BIOL-ENTM 4017 Class Flyer.001

Dr, Vidrine’s book, The Cajun Prairie: A Natural History to be used for this spring’s Bio-Ent 4017 Lab class held at Bluebonnet Swamp, Baton Rouge and at Chappapeela Park, Hammond, with Dr. Bill Platt. Dr. Vidrine may visit with the class this year to talk about his prairie work.








showin’ the love for the praealtus

Occasionally, in this neck of the woods, you’ll see an old field with two dominant species of wild flowers in full flower, this time of year: Canada Goldenrod and Aster praealtus, both are really common.

I am glad to say that I am the proud owner of such a field.

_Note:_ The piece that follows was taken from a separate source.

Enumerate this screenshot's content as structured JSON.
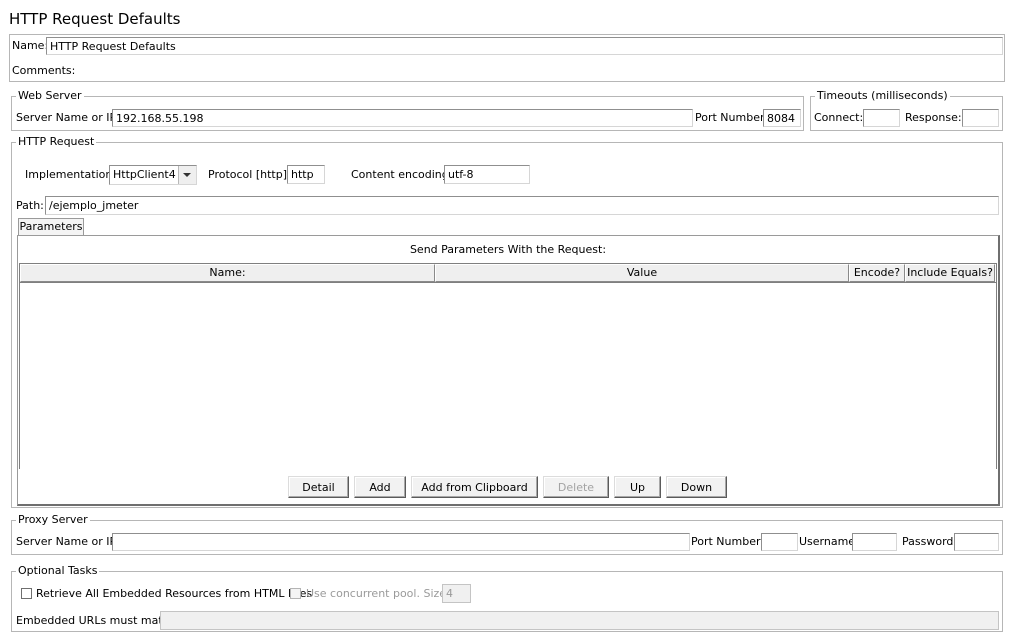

Much of the prairie gardens at my farm were planted in an old cow field, mostly covered in Bahia grass but with lots of the Goldenrod and Aster mixed in. In some of the gardens, the Bahia, Golderod and Aster have actually been pushed out through pressure from prairie succession, the  prairie’s natural ability to compete. But in many of the plots, where I didn’t use grass seed, the prairie pressure wasn’t enough competition and the Goldenrod and Aster have persisted and have done just fine, much to the delight of the many species insects that seem to thoroughly enjoy gathering the nectar and pollen, or whatever it is they gather, when fall comes to south Mississippi.

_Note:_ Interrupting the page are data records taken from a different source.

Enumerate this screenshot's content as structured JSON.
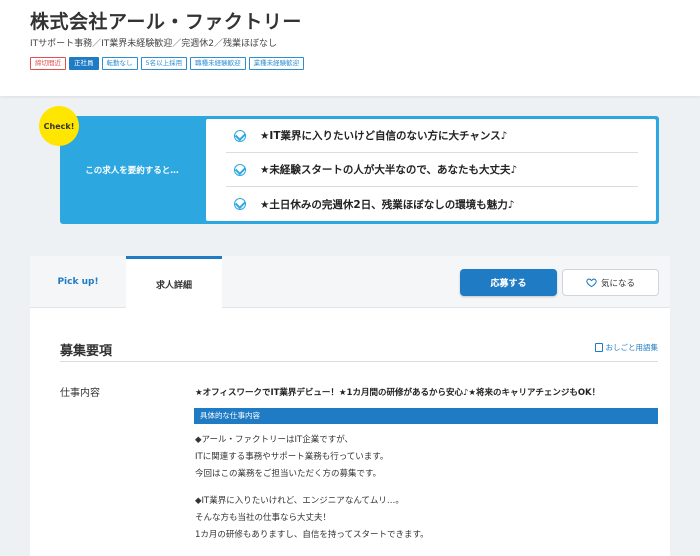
{
  "header": {
    "company": "株式会社アール・ファクトリー",
    "subtitle": "ITサポート事務／IT業界未経験歓迎／完週休2／残業ほぼなし",
    "tags": [
      {
        "label": "締切間近",
        "style": "red"
      },
      {
        "label": "正社員",
        "style": "solid"
      },
      {
        "label": "転勤なし",
        "style": "outline"
      },
      {
        "label": "5名以上採用",
        "style": "outline"
      },
      {
        "label": "職種未経験歓迎",
        "style": "outline"
      },
      {
        "label": "業種未経験歓迎",
        "style": "outline"
      }
    ]
  },
  "summary": {
    "badge": "Check!",
    "label": "この求人を要約すると…",
    "items": [
      "★IT業界に入りたいけど自信のない方に大チャンス♪",
      "★未経験スタートの人が大半なので、あなたも大丈夫♪",
      "★土日休みの完週休2日、残業ほぼなしの環境も魅力♪"
    ]
  },
  "tabs": {
    "pickup": "Pick up!",
    "detail": "求人詳細",
    "apply": "応募する",
    "favorite": "気になる"
  },
  "section": {
    "title": "募集要項",
    "glossary": "おしごと用語集",
    "row_label": "仕事内容",
    "headline": "★オフィスワークでIT業界デビュー！★1カ月間の研修があるから安心♪★将来のキャリアチェンジもOK！",
    "bar": "具体的な仕事内容",
    "lines": [
      "◆アール・ファクトリーはIT企業ですが、",
      "ITに関連する事務やサポート業務も行っています。",
      "今回はこの業務をご担当いただく方の募集です。",
      "◆IT業界に入りたいけれど、エンジニアなんてムリ…。",
      "そんな方も当社の仕事なら大丈夫！",
      "1カ月の研修もありますし、自信を持ってスタートできます。"
    ]
  },
  "colors": {
    "accent": "#1f7bc4",
    "summary_bg": "#2da7e0",
    "badge": "#ffe600",
    "deadline": "#e15050"
  }
}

“Aster praealtus blooms the third week of October, just when the Monarchs are passing through”   Malcolm Vidrine 2014


Aster Praealtus, in lavender purple color, above, is a demure thing, not particularly well known in horticultural circles but a fantastic eco-plant.

Aster laevis video with bugs and a Variegated Fritillary butterfly (I think its a Variegated).

Normally, the Golderod is two or three weeks ahead of the Aster, in flowering time, phenology. But I burned this particular 3 acre patch on July 18th and the two are blooming in sequence together now as a result of that burn.


burned in July, with fifteen year old Long Leaf Pines


the pines = el fab!


Goldenrod glory is, too. Is there a more beautiful flowering plant? click the photo to enlarge…

Here is the Goldenrod in living color with lots of buzzy, busy bugs.


COOL GRASSES – I brake for Bluestems (etc.)!


above, Little Bluestem grass, a one-year old seedling


Bluestem seed gathering by hand, below



Bluestem looks good even on gloomy days when its rainy and the sun doesn’t shine


a cool native lawn that I did with seed of the grass, Sporoblus junceus, here on a soggy day, in fruit


Split-Beard Bluestem is an obvious thing. When you know it, you can spot it a hundred feet away. Silvery-white inflorescences are an easy-peasy ID.

more critters


Lots of Fritillary caterpillars at the farm, and Butterflies, too. There were sulfurs and Gulf Fritillaries, Variegated Fritillaries, and many many Monarchs. I was there from 7:00 in the morning to 6:00 in the evening and it was in the hundreds of butterflies for the day for me and I wasn’t even paying that close attention, I was a-workin’!  🙂

monarch intoxicated by aster praealtus, video from el Farm


above, seed wrapped and ready for the ride to storage. All day the Fritillaries were landing on the Bluestem seed, seeming to like it even after it was harvested. They must have smelled something on it…. hmmm. They were all over the stuff.

Cajun Prairie birdees

Was in Cameron Parish collecting in an amazing Bluestem prairie before that crazy Pacific hurricane rolled in last week and shot this video of birds I have seen in this same open-field condition before. They were enjoying the machine’s stirring of vegetation which I think brought out the critters they were feeding on. They followed me around the field for hours. black with blue and white markings, very pretty.

Maybe they were after the Mosquito hawks-dragon flies whose numbers seemed as great as the birds. or maybe it was the mosquitos which were great in number, too!